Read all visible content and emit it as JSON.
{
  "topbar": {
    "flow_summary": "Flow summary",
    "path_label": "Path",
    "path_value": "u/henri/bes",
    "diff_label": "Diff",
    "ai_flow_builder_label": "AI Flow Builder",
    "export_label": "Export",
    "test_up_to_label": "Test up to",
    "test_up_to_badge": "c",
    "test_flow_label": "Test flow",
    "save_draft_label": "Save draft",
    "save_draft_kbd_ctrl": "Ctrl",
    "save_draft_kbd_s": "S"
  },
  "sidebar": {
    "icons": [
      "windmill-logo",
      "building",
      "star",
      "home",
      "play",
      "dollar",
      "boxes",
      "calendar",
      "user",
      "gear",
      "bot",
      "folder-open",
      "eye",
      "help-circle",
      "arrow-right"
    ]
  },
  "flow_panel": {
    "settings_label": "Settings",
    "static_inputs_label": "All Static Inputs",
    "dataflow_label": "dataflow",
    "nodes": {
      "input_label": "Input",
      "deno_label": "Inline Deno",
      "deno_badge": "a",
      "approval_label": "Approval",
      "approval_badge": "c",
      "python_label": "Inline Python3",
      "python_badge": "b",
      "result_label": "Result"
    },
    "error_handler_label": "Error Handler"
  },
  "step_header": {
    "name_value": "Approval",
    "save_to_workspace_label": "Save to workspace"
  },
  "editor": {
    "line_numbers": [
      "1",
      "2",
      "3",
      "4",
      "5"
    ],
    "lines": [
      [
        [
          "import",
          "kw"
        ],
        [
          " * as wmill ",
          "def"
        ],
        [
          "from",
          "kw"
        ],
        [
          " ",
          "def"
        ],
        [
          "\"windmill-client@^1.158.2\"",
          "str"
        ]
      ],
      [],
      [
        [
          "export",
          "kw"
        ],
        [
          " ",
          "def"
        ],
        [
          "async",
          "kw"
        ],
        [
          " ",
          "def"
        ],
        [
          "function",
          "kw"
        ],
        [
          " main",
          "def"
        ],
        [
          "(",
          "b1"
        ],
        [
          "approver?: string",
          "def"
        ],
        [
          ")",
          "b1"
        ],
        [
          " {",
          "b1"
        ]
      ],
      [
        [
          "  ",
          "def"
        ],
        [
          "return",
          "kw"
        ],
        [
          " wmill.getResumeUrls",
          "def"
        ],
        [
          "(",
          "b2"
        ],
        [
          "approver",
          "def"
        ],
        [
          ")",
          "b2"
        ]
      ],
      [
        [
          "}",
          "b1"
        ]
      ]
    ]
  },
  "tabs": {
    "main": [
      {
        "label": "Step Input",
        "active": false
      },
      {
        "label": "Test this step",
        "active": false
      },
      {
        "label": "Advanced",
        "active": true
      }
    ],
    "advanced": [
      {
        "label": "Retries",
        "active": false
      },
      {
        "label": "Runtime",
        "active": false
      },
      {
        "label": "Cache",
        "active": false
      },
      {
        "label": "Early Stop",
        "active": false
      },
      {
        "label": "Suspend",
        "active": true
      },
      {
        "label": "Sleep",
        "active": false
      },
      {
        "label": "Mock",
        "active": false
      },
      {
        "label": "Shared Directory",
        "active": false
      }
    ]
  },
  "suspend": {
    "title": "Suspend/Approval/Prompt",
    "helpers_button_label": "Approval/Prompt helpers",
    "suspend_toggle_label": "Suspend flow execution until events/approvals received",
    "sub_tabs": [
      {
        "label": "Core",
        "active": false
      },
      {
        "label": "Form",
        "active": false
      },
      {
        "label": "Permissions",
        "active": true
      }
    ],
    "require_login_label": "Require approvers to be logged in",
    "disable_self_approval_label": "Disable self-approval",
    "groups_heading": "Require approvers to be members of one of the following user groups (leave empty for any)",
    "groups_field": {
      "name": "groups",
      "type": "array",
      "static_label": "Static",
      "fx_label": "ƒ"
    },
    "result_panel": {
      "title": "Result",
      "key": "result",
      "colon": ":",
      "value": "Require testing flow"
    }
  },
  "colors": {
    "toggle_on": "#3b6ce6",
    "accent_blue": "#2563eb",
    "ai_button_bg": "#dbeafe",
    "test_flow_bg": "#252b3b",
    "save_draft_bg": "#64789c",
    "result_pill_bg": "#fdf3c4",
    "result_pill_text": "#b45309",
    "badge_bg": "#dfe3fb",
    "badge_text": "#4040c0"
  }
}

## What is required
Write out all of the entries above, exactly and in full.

## Answer to the problem
Read all visible content and emit it as JSON.
{
  "topbar": {
    "flow_summary": "Flow summary",
    "path_label": "Path",
    "path_value": "u/henri/bes",
    "diff_label": "Diff",
    "ai_flow_builder_label": "AI Flow Builder",
    "export_label": "Export",
    "test_up_to_label": "Test up to",
    "test_up_to_badge": "c",
    "test_flow_label": "Test flow",
    "save_draft_label": "Save draft",
    "save_draft_kbd_ctrl": "Ctrl",
    "save_draft_kbd_s": "S"
  },
  "sidebar": {
    "icons": [
      "windmill-logo",
      "building",
      "star",
      "home",
      "play",
      "dollar",
      "boxes",
      "calendar",
      "user",
      "gear",
      "bot",
      "folder-open",
      "eye",
      "help-circle",
      "arrow-right"
    ]
  },
  "flow_panel": {
    "settings_label": "Settings",
    "static_inputs_label": "All Static Inputs",
    "dataflow_label": "dataflow",
    "nodes": {
      "input_label": "Input",
      "deno_label": "Inline Deno",
      "deno_badge": "a",
      "approval_label": "Approval",
      "approval_badge": "c",
      "python_label": "Inline Python3",
      "python_badge": "b",
      "result_label": "Result"
    },
    "error_handler_label": "Error Handler"
  },
  "step_header": {
    "name_value": "Approval",
    "save_to_workspace_label": "Save to workspace"
  },
  "editor": {
    "line_numbers": [
      "1",
      "2",
      "3",
      "4",
      "5"
    ],
    "lines": [
      [
        [
          "import",
          "kw"
        ],
        [
          " * as wmill ",
          "def"
        ],
        [
          "from",
          "kw"
        ],
        [
          " ",
          "def"
        ],
        [
          "\"windmill-client@^1.158.2\"",
          "str"
        ]
      ],
      [],
      [
        [
          "export",
          "kw"
        ],
        [
          " ",
          "def"
        ],
        [
          "async",
          "kw"
        ],
        [
          " ",
          "def"
        ],
        [
          "function",
          "kw"
        ],
        [
          " main",
          "def"
        ],
        [
          "(",
          "b1"
        ],
        [
          "approver?: string",
          "def"
        ],
        [
          ")",
          "b1"
        ],
        [
          " {",
          "b1"
        ]
      ],
      [
        [
          "  ",
          "def"
        ],
        [
          "return",
          "kw"
        ],
        [
          " wmill.getResumeUrls",
          "def"
        ],
        [
          "(",
          "b2"
        ],
        [
          "approver",
          "def"
        ],
        [
          ")",
          "b2"
        ]
      ],
      [
        [
          "}",
          "b1"
        ]
      ]
    ]
  },
  "tabs": {
    "main": [
      {
        "label": "Step Input",
        "active": false
      },
      {
        "label": "Test this step",
        "active": false
      },
      {
        "label": "Advanced",
        "active": true
      }
    ],
    "advanced": [
      {
        "label": "Retries",
        "active": false
      },
      {
        "label": "Runtime",
        "active": false
      },
      {
        "label": "Cache",
        "active": false
      },
      {
        "label": "Early Stop",
        "active": false
      },
      {
        "label": "Suspend",
        "active": true
      },
      {
        "label": "Sleep",
        "active": false
      },
      {
        "label": "Mock",
        "active": false
      },
      {
        "label": "Shared Directory",
        "active": false
      }
    ]
  },
  "suspend": {
    "title": "Suspend/Approval/Prompt",
    "helpers_button_label": "Approval/Prompt helpers",
    "suspend_toggle_label": "Suspend flow execution until events/approvals received",
    "sub_tabs": [
      {
        "label": "Core",
        "active": false
      },
      {
        "label": "Form",
        "active": false
      },
      {
        "label": "Permissions",
        "active": true
      }
    ],
    "require_login_label": "Require approvers to be logged in",
    "disable_self_approval_label": "Disable self-approval",
    "groups_heading": "Require approvers to be members of one of the following user groups (leave empty for any)",
    "groups_field": {
      "name": "groups",
      "type": "array",
      "static_label": "Static",
      "fx_label": "ƒ"
    },
    "result_panel": {
      "title": "Result",
      "key": "result",
      "colon": ":",
      "value": "Require testing flow"
    }
  },
  "colors": {
    "toggle_on": "#3b6ce6",
    "accent_blue": "#2563eb",
    "ai_button_bg": "#dbeafe",
    "test_flow_bg": "#252b3b",
    "save_draft_bg": "#64789c",
    "result_pill_bg": "#fdf3c4",
    "result_pill_text": "#b45309",
    "badge_bg": "#dfe3fb",
    "badge_text": "#4040c0"
  }
}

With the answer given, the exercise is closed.